The Department of Transportation believes that contributes to the rollovers, fender benders and even car fires that have become a regular hassle for Bay Area commuters
That's why the Florida Department of Transportation is planning to replace the northbound span in the next decade and they're taking public comment this week on what to replace it with. The idea of including rail is bound to come up.
"We're talking about an investment in a new span that's going to be around for fifty years, right?" said former Tampa politician, Ed Turanchick.
Turanchik has advocated for a more modern transportation system for so long his name is almost synonymous with "light rail". But Turanchick says the economic realities require broader thinking.

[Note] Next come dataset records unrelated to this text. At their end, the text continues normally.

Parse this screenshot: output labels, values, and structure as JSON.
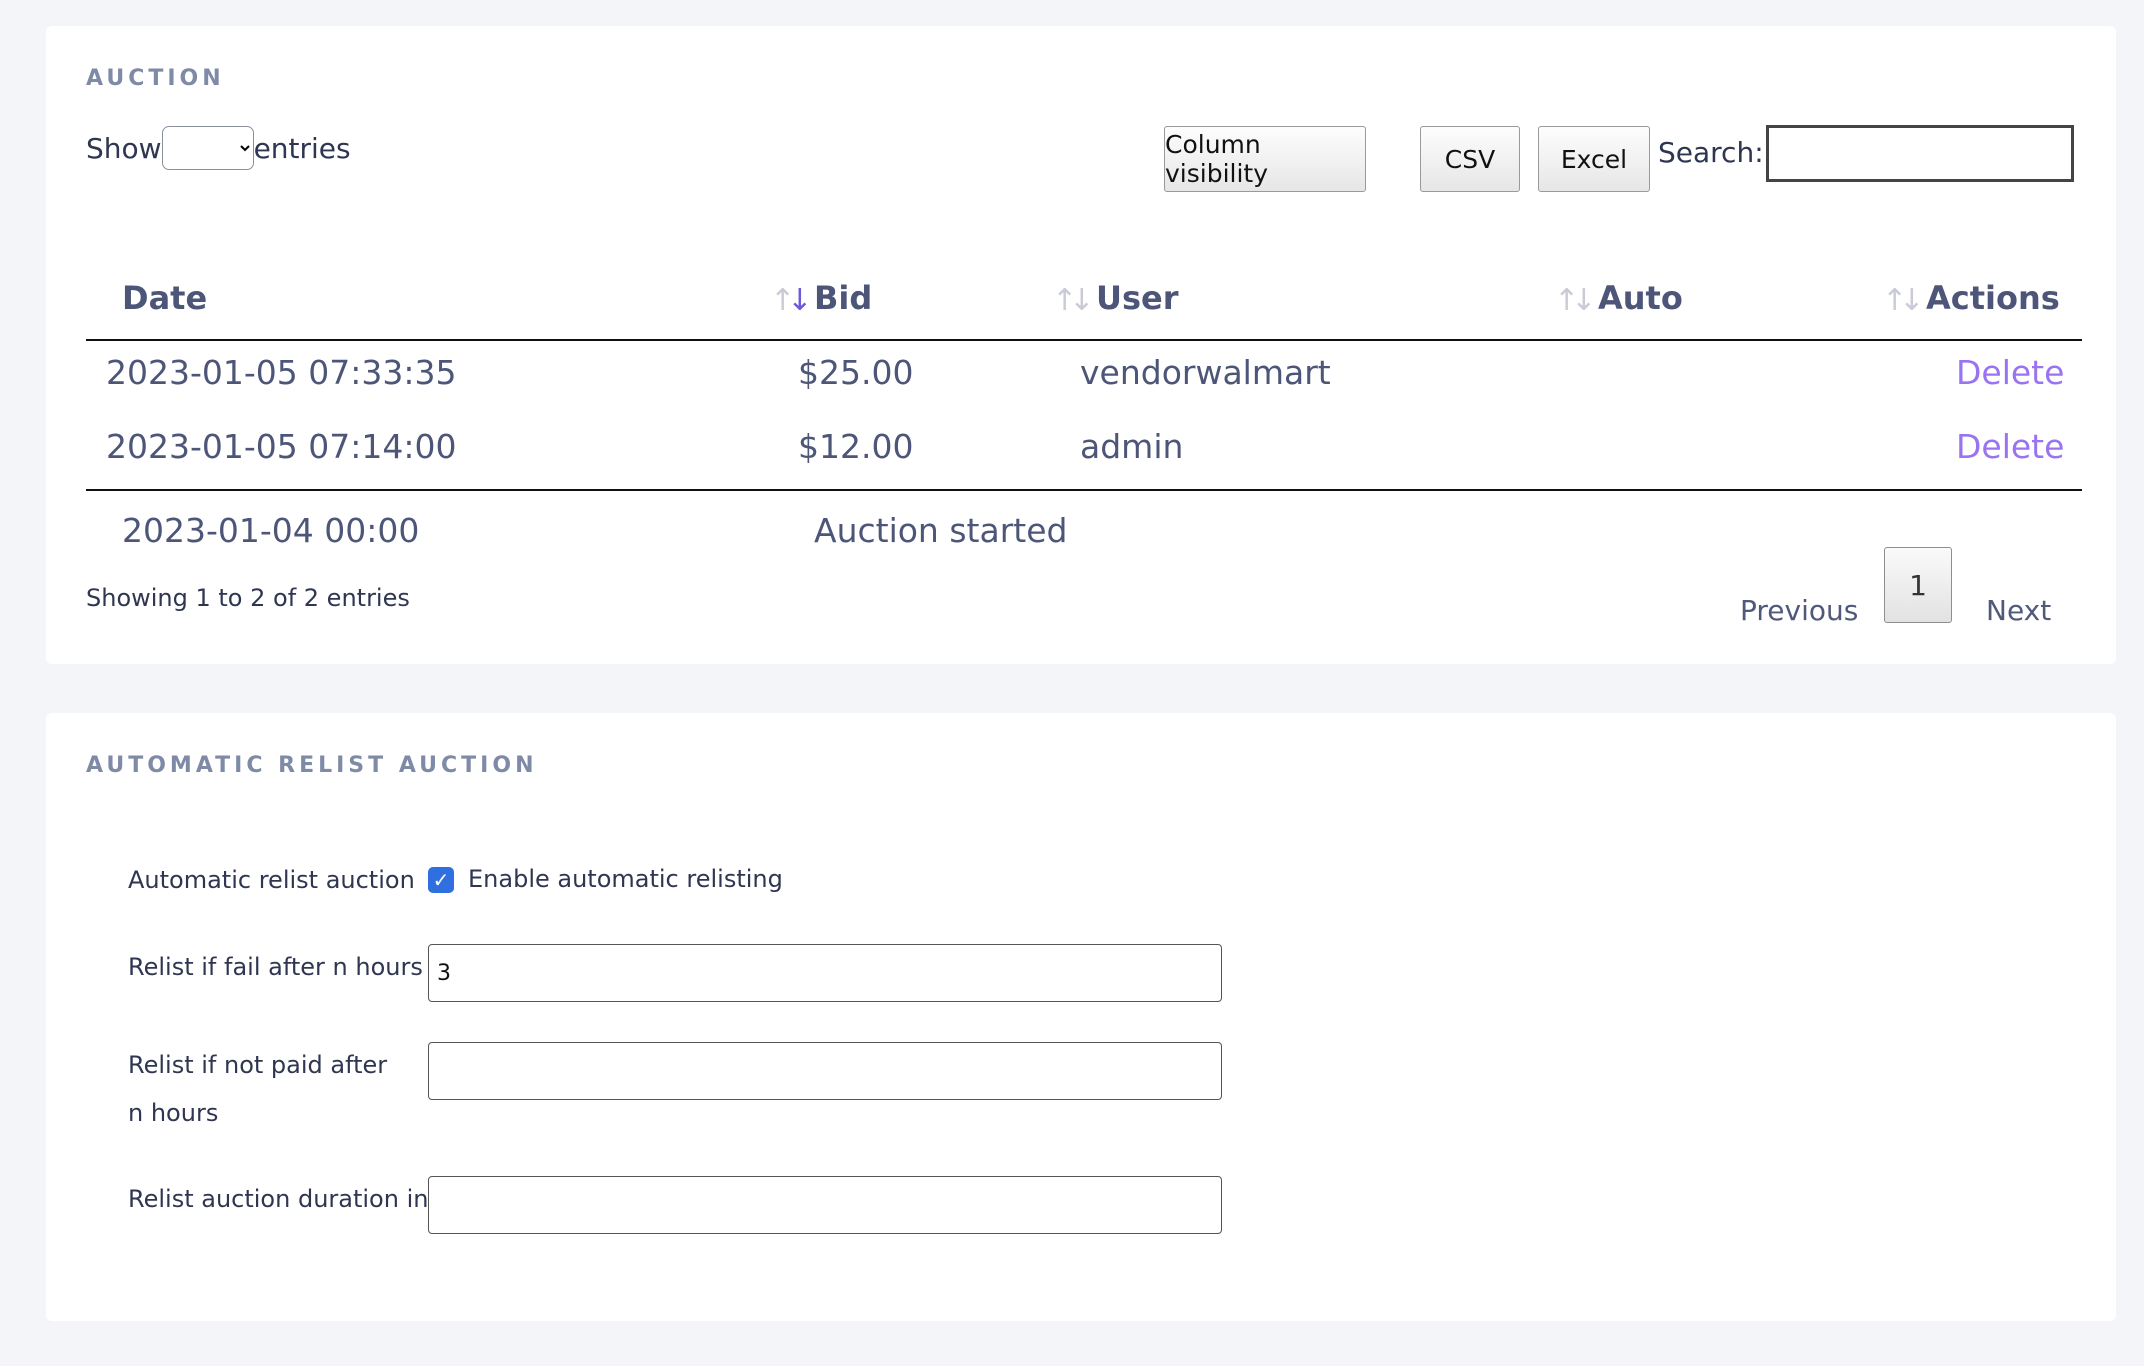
{
  "auction": {
    "title": "AUCTION",
    "length": {
      "prefix": "Show",
      "suffix": "entries",
      "selected": ""
    },
    "buttons": {
      "column_visibility": "Column visibility",
      "csv": "CSV",
      "excel": "Excel"
    },
    "search": {
      "label": "Search:",
      "value": ""
    },
    "columns": [
      "Date",
      "Bid",
      "User",
      "Auto",
      "Actions"
    ],
    "rows": [
      {
        "date": "2023-01-05 07:33:35",
        "bid": "$25.00",
        "user": "vendorwalmart",
        "auto": "",
        "action": "Delete"
      },
      {
        "date": "2023-01-05 07:14:00",
        "bid": "$12.00",
        "user": "admin",
        "auto": "",
        "action": "Delete"
      }
    ],
    "footer": {
      "date": "2023-01-04 00:00",
      "text": "Auction started"
    },
    "info": "Showing 1 to 2 of 2 entries",
    "pagination": {
      "previous": "Previous",
      "current": "1",
      "next": "Next"
    },
    "sort_icons": {
      "active": "sort-desc-icon",
      "inactive": "sort-both-icon"
    }
  },
  "relist": {
    "title": "AUTOMATIC RELIST AUCTION",
    "enable": {
      "label": "Automatic relist auction",
      "checkbox_label": "Enable automatic relisting",
      "checked": true
    },
    "fail_hours": {
      "label": "Relist if fail after n hours",
      "value": "3"
    },
    "not_paid_hours": {
      "label": "Relist if not paid after n hours",
      "value": ""
    },
    "duration": {
      "label": "Relist auction duration in h",
      "value": ""
    }
  },
  "colors": {
    "accent": "#9a74f0",
    "checkbox": "#2f6fe0",
    "title": "#7e8aa6",
    "text": "#4d5678"
  }
}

"The problem ultimately is we just don't have enough money going into Transportation" said Turanchik explaining that the flow of gas taxes to pay for any kind of transportation is down because high prices are slowing demand for gas. Meanwhile the political climate is aggressively opposed to any new taxes.
When the new span is built at a cost hovering around a half billion dollars depending on how many lanes are included, it's likely at least one lane will be reserved for commuters paying an automatic toll to zip across the Bay faster.
Turanchik for one is doubtful a light rail line linking Tampa and St. Pete will be part of the new bridge, but he believes we should keep our options open.
"We shouldn't do light rail just because we don't have light rail, we should do light rail if it makes sense to do it."
The public hearings on this will be held Tuesday at the PSTA office in St. Petersburg and at the Tampa Marriott Westshore on Thursday. Both public events run from 5:00 pm to 7:00 pm.
Copyright 2013 Scripps Media, Inc. All rights reserved. This material may not be published, broadcast, rewritten, or redistributed.
Top Political News
Most of us will be dining with our families on Thursday as part of a long tradition. But research shows the benefits of that ritual are so dramatic, we should be doing it more than once a year.